* _YOUR GOAL_
In the listing below, which lines contain the string "name"? Copy them all.

* _DATASET RECORDS_
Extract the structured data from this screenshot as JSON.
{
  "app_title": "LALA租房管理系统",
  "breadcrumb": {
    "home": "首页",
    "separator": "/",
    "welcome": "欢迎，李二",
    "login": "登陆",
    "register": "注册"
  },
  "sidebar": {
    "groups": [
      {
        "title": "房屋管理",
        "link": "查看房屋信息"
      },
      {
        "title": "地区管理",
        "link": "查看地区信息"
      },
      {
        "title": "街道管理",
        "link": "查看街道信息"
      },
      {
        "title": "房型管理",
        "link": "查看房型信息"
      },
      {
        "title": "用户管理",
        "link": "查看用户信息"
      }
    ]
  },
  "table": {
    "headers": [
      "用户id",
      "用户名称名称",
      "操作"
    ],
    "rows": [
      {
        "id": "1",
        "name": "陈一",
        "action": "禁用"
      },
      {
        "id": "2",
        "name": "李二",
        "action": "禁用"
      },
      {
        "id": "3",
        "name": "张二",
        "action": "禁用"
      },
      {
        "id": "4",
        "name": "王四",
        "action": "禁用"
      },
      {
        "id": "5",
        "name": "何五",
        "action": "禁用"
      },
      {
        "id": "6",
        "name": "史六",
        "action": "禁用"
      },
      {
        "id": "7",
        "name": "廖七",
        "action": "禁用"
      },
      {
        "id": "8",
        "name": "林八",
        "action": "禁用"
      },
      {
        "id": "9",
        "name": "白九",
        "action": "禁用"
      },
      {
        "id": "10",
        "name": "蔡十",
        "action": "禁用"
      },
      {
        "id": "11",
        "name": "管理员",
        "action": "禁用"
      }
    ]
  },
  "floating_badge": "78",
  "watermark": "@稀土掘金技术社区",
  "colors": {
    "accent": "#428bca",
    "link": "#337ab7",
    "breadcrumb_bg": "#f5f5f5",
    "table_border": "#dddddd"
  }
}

* _SOLUTION_
        "name": "陈一",
        "name": "李二",
        "name": "张二",
        "name": "王四",
        "name": "何五",
        "name": "史六",
        "name": "廖七",
        "name": "林八",
        "name": "白九",
        "name": "蔡十",
        "name": "管理员",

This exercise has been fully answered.